“I'm seeing the mental-health side of things, and it's going really dark very fast,” Gallegos said. “I have to put up the beware sign about ‘Dr Alvarius.’ His name has come up with clients who have experienced paranoia at least minimally for a whole month afterwards. People are not sleeping after having their ego wiped out with such high doses.”
Urging bufo not to be taken without a proper safety protocol set up between the participant, facilitator, and a therapist beforehand, he added: “They come to me saying, ‘All I want from you is to feel normal again. I want to feel grounded again.’”

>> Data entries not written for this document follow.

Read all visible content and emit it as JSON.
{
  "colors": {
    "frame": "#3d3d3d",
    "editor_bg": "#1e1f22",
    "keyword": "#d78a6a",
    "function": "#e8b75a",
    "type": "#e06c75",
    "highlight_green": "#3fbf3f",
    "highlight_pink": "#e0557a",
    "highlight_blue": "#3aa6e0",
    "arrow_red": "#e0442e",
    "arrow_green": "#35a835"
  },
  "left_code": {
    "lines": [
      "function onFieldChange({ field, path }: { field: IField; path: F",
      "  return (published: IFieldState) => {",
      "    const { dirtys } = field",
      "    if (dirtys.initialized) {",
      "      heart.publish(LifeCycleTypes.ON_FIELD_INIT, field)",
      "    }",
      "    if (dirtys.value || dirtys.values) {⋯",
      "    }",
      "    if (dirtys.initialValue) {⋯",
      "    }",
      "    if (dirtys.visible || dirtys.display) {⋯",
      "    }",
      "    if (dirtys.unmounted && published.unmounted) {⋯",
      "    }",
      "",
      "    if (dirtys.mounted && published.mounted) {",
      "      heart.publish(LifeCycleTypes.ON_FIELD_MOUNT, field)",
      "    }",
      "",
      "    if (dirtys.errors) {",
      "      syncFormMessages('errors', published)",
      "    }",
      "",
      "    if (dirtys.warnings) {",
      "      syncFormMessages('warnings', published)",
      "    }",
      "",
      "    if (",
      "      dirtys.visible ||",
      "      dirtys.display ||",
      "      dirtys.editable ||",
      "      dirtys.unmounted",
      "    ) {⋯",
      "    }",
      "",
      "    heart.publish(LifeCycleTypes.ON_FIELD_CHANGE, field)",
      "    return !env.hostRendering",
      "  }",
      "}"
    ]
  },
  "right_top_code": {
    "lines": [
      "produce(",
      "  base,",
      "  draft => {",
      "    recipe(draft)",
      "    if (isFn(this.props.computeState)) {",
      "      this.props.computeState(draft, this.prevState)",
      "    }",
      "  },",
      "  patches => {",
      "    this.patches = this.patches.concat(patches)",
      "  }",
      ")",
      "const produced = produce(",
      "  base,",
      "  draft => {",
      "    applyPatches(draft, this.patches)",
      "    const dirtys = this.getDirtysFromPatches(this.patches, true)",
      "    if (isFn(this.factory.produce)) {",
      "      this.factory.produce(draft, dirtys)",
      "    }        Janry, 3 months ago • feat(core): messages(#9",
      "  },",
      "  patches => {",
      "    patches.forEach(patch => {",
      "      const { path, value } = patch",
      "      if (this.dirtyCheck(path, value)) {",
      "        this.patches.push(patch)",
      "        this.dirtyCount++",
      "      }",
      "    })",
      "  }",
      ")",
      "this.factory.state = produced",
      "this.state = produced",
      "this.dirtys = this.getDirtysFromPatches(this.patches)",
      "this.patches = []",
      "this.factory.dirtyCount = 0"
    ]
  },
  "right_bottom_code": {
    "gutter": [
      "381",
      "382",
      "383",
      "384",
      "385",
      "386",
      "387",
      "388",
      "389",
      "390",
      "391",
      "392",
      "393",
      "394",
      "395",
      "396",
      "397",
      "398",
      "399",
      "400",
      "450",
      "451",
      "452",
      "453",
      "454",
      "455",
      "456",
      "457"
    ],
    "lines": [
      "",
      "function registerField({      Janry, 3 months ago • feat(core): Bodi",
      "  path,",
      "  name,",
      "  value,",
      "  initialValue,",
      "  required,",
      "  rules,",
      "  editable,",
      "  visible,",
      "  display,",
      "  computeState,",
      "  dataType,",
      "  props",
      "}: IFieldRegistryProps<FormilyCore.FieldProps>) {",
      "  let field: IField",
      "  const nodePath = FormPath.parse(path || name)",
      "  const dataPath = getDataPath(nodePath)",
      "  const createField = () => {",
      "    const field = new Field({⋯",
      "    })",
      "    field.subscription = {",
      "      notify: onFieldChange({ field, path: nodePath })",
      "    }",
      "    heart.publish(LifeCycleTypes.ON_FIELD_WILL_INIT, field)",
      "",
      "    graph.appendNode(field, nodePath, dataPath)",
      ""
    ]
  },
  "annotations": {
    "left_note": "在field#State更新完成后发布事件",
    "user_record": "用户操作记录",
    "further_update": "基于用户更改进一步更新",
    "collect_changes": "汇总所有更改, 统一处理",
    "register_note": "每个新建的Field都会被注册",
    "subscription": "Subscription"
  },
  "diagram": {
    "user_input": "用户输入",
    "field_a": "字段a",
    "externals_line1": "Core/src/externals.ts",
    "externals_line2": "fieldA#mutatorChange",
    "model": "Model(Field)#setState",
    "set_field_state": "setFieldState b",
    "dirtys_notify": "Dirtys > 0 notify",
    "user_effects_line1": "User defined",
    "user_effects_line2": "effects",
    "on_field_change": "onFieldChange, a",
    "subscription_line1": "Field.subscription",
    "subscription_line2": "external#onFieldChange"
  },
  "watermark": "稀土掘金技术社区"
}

But bufo is generally safe and can bring about transformative and positive benefits where other treatments may have failed, said Rak Razam, a key figure in the bufo community who is editor-in-chief of self-help news website reset.me and co-organiser of the WBAC, which last took place in Mexico City in 2020. But, he cautioned, “there are some health screening issues and reasons why some people are incompatible with it, such as heart problems, extremely high or low blood pressure, and the taking of antidepressants.”
“Also, for people with other underlying issues like bipolar disorder and depression, the medicine must be approached with great care and reverence: It can be the single most profound experience of a person’s life, which is really why it is not to be rushed.” He added that there are organizations like the Conclave, which provide guidelines for practitioners and clients.
“The reverberations will continue to work within you and through you. People have to make sure it’s the right time for them, and that they have enough space in their life to digest the experience and make whatever changes or course corrections are needed … It’s not something to tick off the bucket list, like a bungee jump or a cruise,” said Razam.
But, he added, “It can be life-changing.”